In conclusion, I share similar thought as Koh on Asia's love for Japan's way of life. However, because of a lack of concrete evidences and generalizations on the popularity of Japan's culture among Asians which Koh makes, the arguments appear inaccurate and lack credibility. Koh gives various valid points like "cultural identification" and "cute Japanese pop culture" and provides many examples to support her claims. Unfortunately, certain claims are not well developed and supported by comprehensive evidences. Also, she makes sweeping statements that raise doubts about her arguments.
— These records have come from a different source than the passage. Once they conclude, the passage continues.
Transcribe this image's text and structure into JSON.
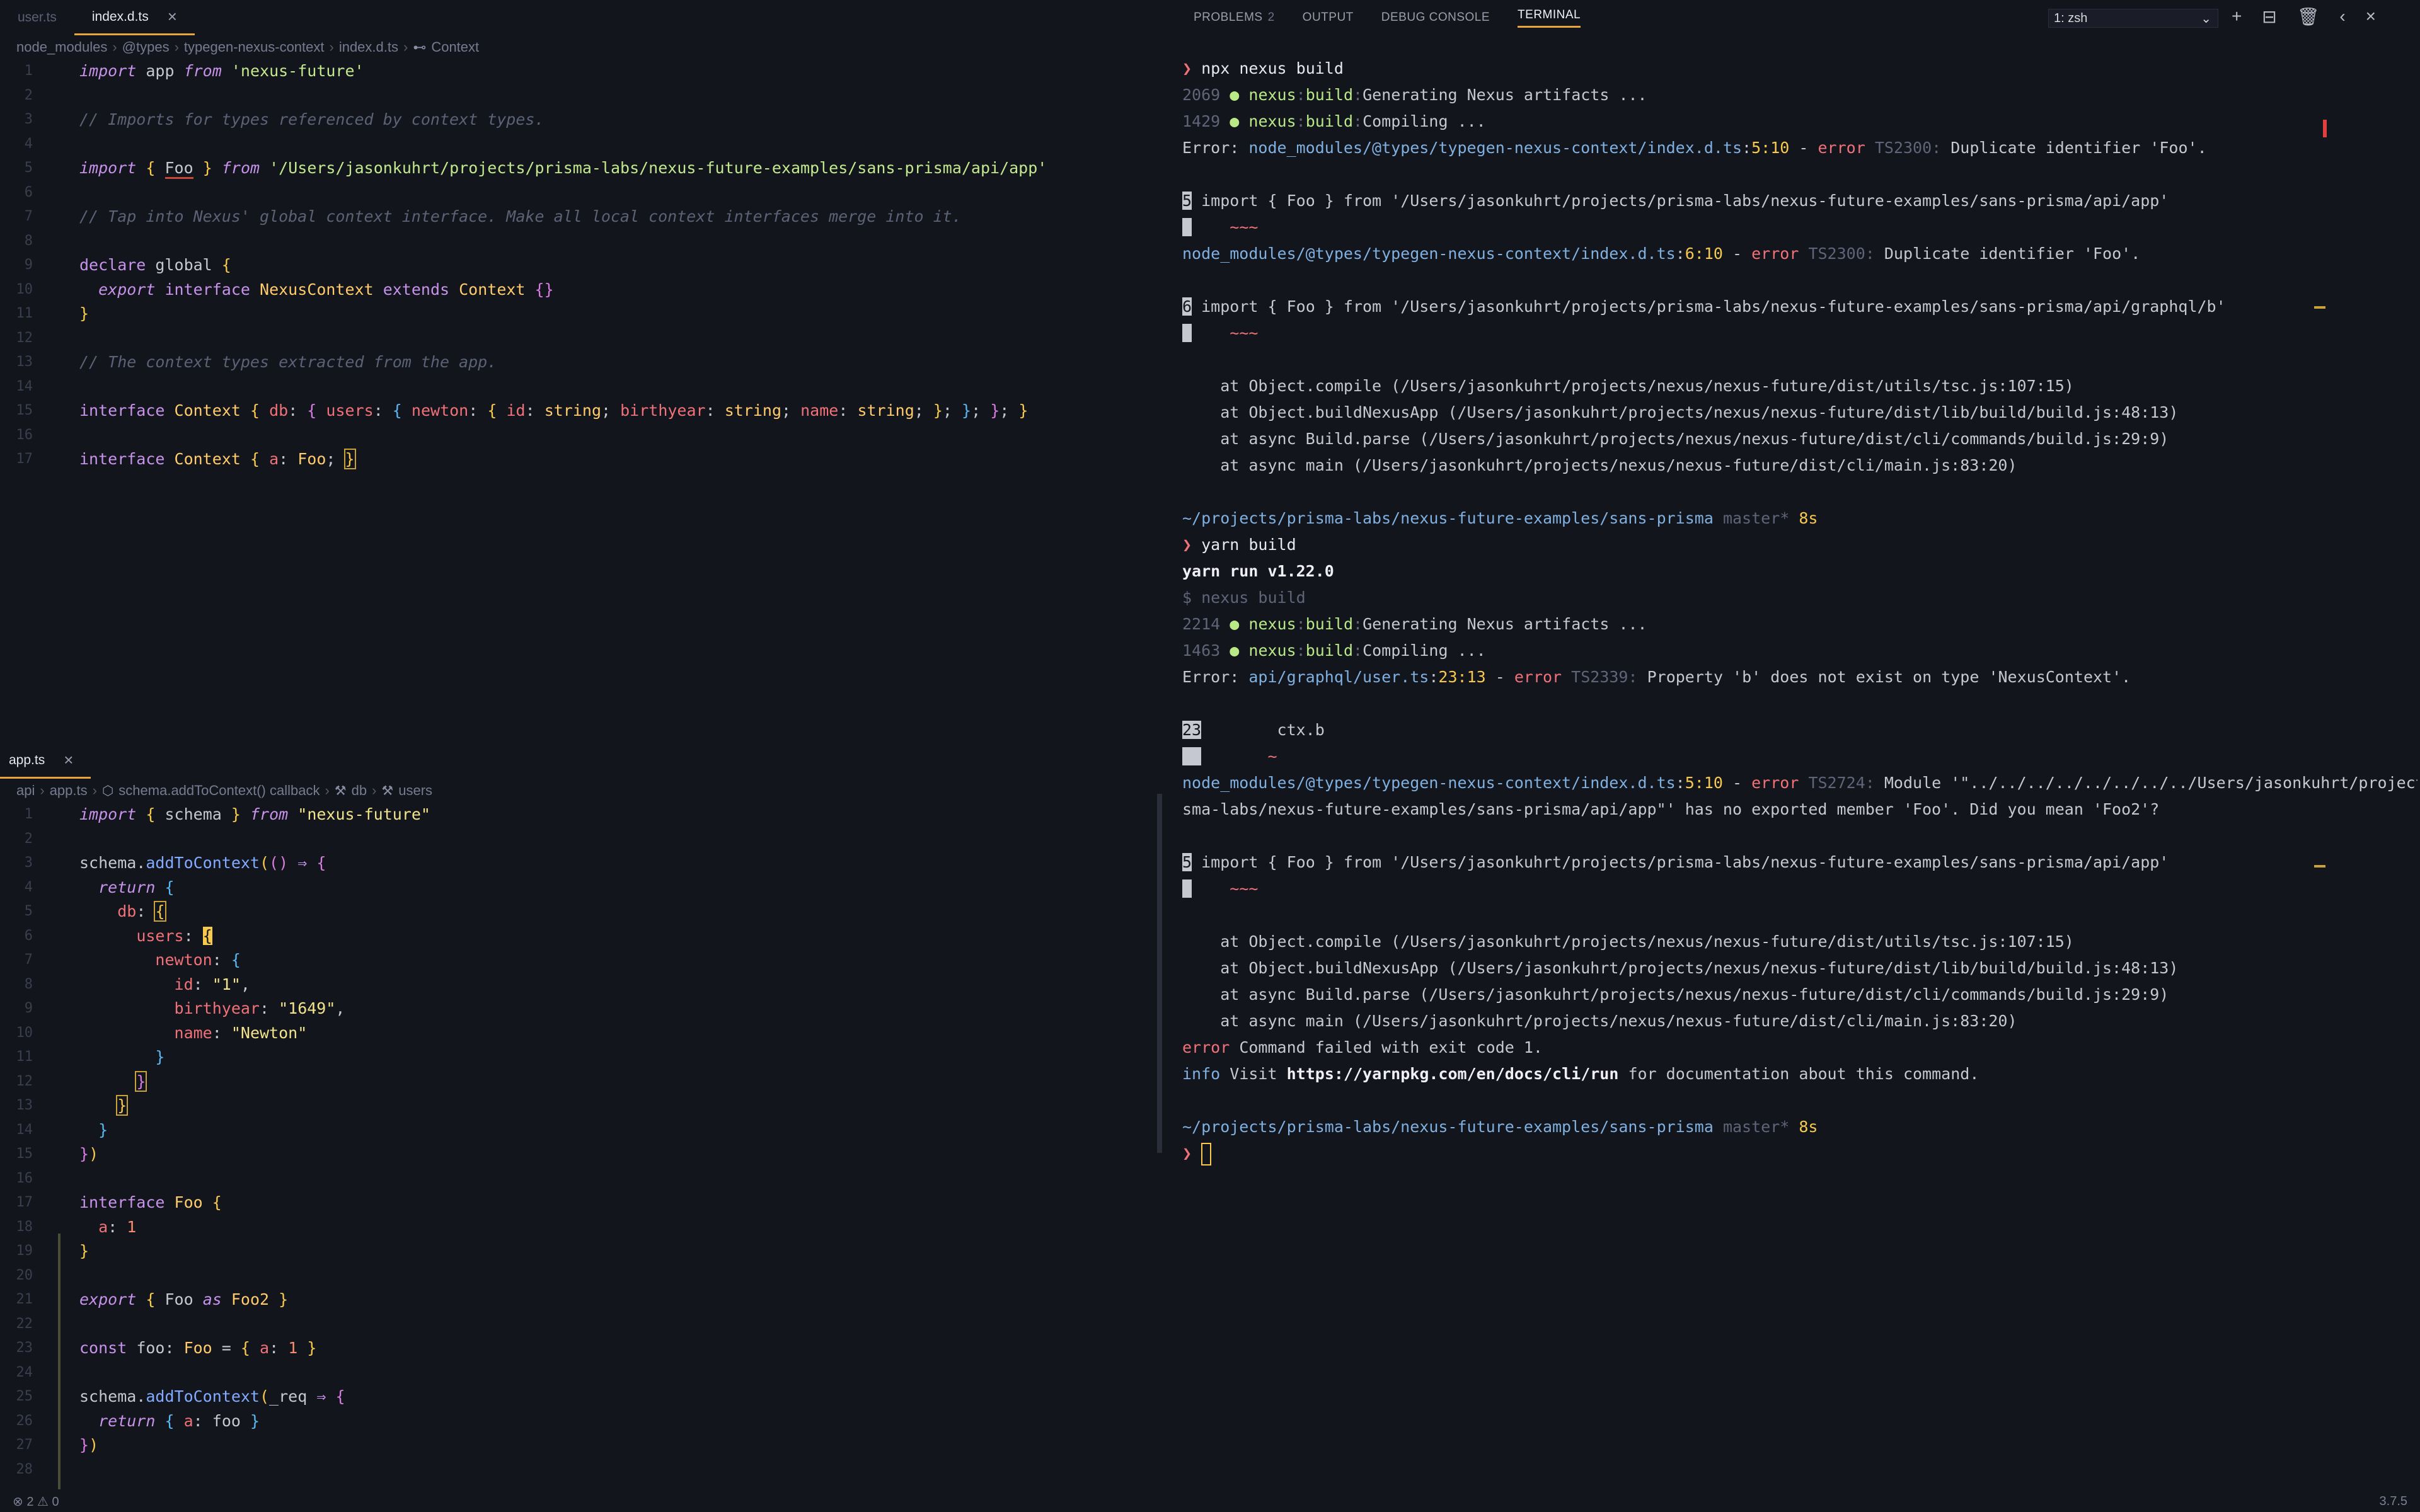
{
  "top_pane": {
    "tabs": [
      {
        "label": "user.ts"
      },
      {
        "label": "index.d.ts"
      }
    ],
    "breadcrumb": [
      "node_modules",
      "@types",
      "typegen-nexus-context",
      "index.d.ts",
      "Context"
    ],
    "line_numbers": [
      "1",
      "2",
      "3",
      "4",
      "5",
      "6",
      "7",
      "8",
      "9",
      "10",
      "11",
      "12",
      "13",
      "14",
      "15",
      "16",
      "17"
    ]
  },
  "bottom_pane": {
    "tabs": [
      {
        "label": "app.ts"
      }
    ],
    "breadcrumb": [
      "api",
      "app.ts",
      "schema.addToContext() callback",
      "db",
      "users"
    ],
    "line_numbers": [
      "1",
      "2",
      "3",
      "4",
      "5",
      "6",
      "7",
      "8",
      "9",
      "10",
      "11",
      "12",
      "13",
      "14",
      "15",
      "16",
      "17",
      "18",
      "19",
      "20",
      "21",
      "22",
      "23",
      "24",
      "25",
      "26",
      "27",
      "28"
    ]
  },
  "panel": {
    "tabs": [
      {
        "label": "PROBLEMS",
        "badge": "2"
      },
      {
        "label": "OUTPUT"
      },
      {
        "label": "DEBUG CONSOLE"
      },
      {
        "label": "TERMINAL"
      }
    ],
    "terminal_select": "1: zsh",
    "icons": [
      "plus-icon",
      "split-icon",
      "trash-icon",
      "chevron-left-icon",
      "close-icon"
    ]
  },
  "terminal": {
    "cmd1": "npx nexus build",
    "ms1": "2069",
    "ms2": "1429",
    "gen_text": "Generating Nexus artifacts ...",
    "compile_text": "Compiling ...",
    "nexus": "nexus",
    "build": "build",
    "err1_path": "node_modules/@types/typegen-nexus-context/index.d.ts",
    "err1_loc": "5:10",
    "err1_code": "TS2300:",
    "err1_msg": "Duplicate identifier 'Foo'.",
    "src1": "import { Foo } from '/Users/jasonkuhrt/projects/prisma-labs/nexus-future-examples/sans-prisma/api/app'",
    "err2_loc": "6:10",
    "src2": "import { Foo } from '/Users/jasonkuhrt/projects/prisma-labs/nexus-future-examples/sans-prisma/api/graphql/b'",
    "tilde": "~~~",
    "stack1": "at Object.compile (/Users/jasonkuhrt/projects/nexus/nexus-future/dist/utils/tsc.js:107:15)",
    "stack2": "at Object.buildNexusApp (/Users/jasonkuhrt/projects/nexus/nexus-future/dist/lib/build/build.js:48:13)",
    "stack3": "at async Build.parse (/Users/jasonkuhrt/projects/nexus/nexus-future/dist/cli/commands/build.js:29:9)",
    "stack4": "at async main (/Users/jasonkuhrt/projects/nexus/nexus-future/dist/cli/main.js:83:20)",
    "cwd": "~/projects/prisma-labs/nexus-future-examples/sans-prisma",
    "branch": "master*",
    "elapsed": "8s",
    "cmd2": "yarn build",
    "yarn_run": "yarn run v1.22.0",
    "dollar": "$ nexus build",
    "ms3": "2214",
    "ms4": "1463",
    "err3_path": "api/graphql/user.ts",
    "err3_loc": "23:13",
    "err3_code": "TS2339:",
    "err3_msg": "Property 'b' does not exist on type 'NexusContext'.",
    "ln23": "23",
    "src3": "        ctx.b",
    "caret": "~",
    "err4_code": "TS2724:",
    "err4_msg_a": "Module '\"../../../../../../../../Users/jasonkuhrt/projects/pri",
    "err4_msg_b": "sma-labs/nexus-future-examples/sans-prisma/api/app\"' has no exported member 'Foo'. Did you mean 'Foo2'?",
    "fail": "Command failed with exit code 1.",
    "info_a": "Visit",
    "info_url": "https://yarnpkg.com/en/docs/cli/run",
    "info_b": "for documentation about this command.",
    "error_word": "error",
    "info_word": "info",
    "error_prefix": "Error:",
    "n5": "5",
    "n6": "6"
  },
  "status": {
    "left": "⊗ 2 ⚠ 0",
    "right": "3.7.5"
  }
}
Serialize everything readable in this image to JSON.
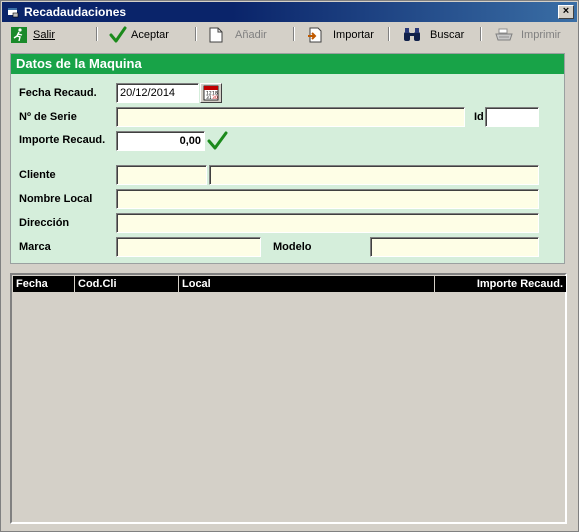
{
  "window": {
    "title": "Recadaudaciones",
    "close_label": "×"
  },
  "toolbar": {
    "salir": "Salir",
    "aceptar": "Aceptar",
    "anadir": "Añadir",
    "importar": "Importar",
    "buscar": "Buscar",
    "imprimir": "Imprimir"
  },
  "form": {
    "title": "Datos de la Maquina",
    "fecha_label": "Fecha Recaud.",
    "fecha_value": "20/12/2014",
    "serie_label": "Nº de Serie",
    "serie_value": "",
    "id_label": "Id",
    "id_value": "",
    "importe_label": "Importe Recaud.",
    "importe_value": "0,00",
    "cliente_label": "Cliente",
    "cliente_code": "",
    "cliente_name": "",
    "nombre_local_label": "Nombre Local",
    "nombre_local_value": "",
    "direccion_label": "Dirección",
    "direccion_value": "",
    "marca_label": "Marca",
    "marca_value": "",
    "modelo_label": "Modelo",
    "modelo_value": ""
  },
  "grid": {
    "columns": [
      "Fecha",
      "Cod.Cli",
      "Local",
      "Importe Recaud."
    ]
  },
  "colors": {
    "header_green": "#18a348",
    "panel_green": "#d5eedb",
    "field_yellow": "#fefee6",
    "title_blue": "#0a246a"
  }
}
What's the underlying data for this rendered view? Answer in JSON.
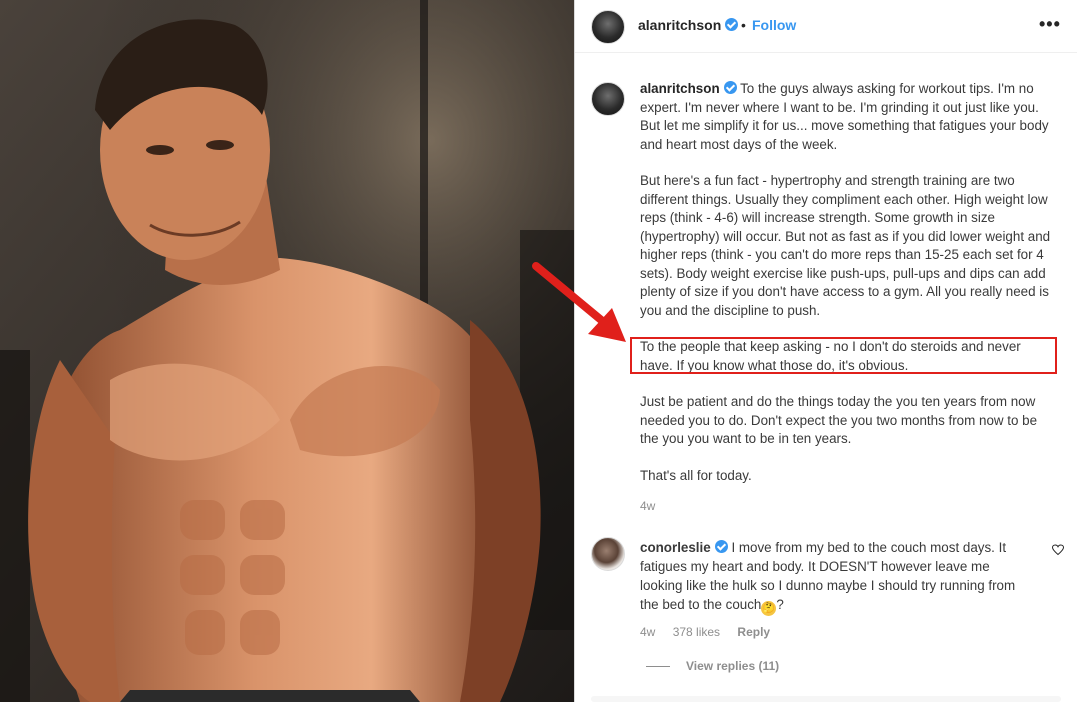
{
  "header": {
    "username": "alanritchson",
    "separator": "•",
    "follow_label": "Follow",
    "more_label": "•••"
  },
  "caption": {
    "username": "alanritchson",
    "intro": "To the guys always asking for workout tips. I'm no expert. I'm never where I want to be. I'm grinding it out just like you. But let me simplify it for us... move something that fatigues your body and heart most days of the week.",
    "paragraph_2": "But here's a fun fact - hypertrophy and strength training are two different things. Usually they compliment each other. High weight low reps (think - 4-6) will increase strength. Some growth in size (hypertrophy) will occur. But not as fast as if you did lower weight and higher reps (think - you can't do more reps than 15-25 each set for 4 sets). Body weight exercise like push-ups, pull-ups and dips can add plenty of size if you don't have access to a gym. All you really need is you and the discipline to push.",
    "paragraph_3": "To the people that keep asking - no I don't do steroids and never have. If you know what those do, it's obvious.",
    "paragraph_4": "Just be patient and do the things today the you ten years from now needed you to do. Don't expect the you two months from now to be the you you want to be in ten years.",
    "paragraph_5": "That's all for today.",
    "age": "4w"
  },
  "comment": {
    "username": "conorleslie",
    "text": "I move from my bed to the couch most days. It fatigues my heart and body. It DOESN'T however leave me looking like the hulk so I dunno maybe I should try running from the bed to the couch",
    "text_end": "?",
    "emoji": "🤔",
    "age": "4w",
    "likes": "378 likes",
    "reply_label": "Reply",
    "view_replies": "View replies (11)"
  },
  "annotations": {
    "arrow_color": "#e0201b",
    "box_color": "#e0201b"
  },
  "colors": {
    "link_blue": "#3897f0",
    "meta_gray": "#8e8e8e",
    "text": "#262626"
  },
  "icons": [
    "verified-badge-icon",
    "more-options-icon",
    "heart-icon",
    "red-arrow-icon"
  ]
}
Koh could better define certain terms like "Asia" to include only certain countries in her thesis and avoid generalizations so as to add credibility to her article. In addition, her points could be better developed by adding explanations and giving evidences to support them. Thus, Koh's argument is not convincing.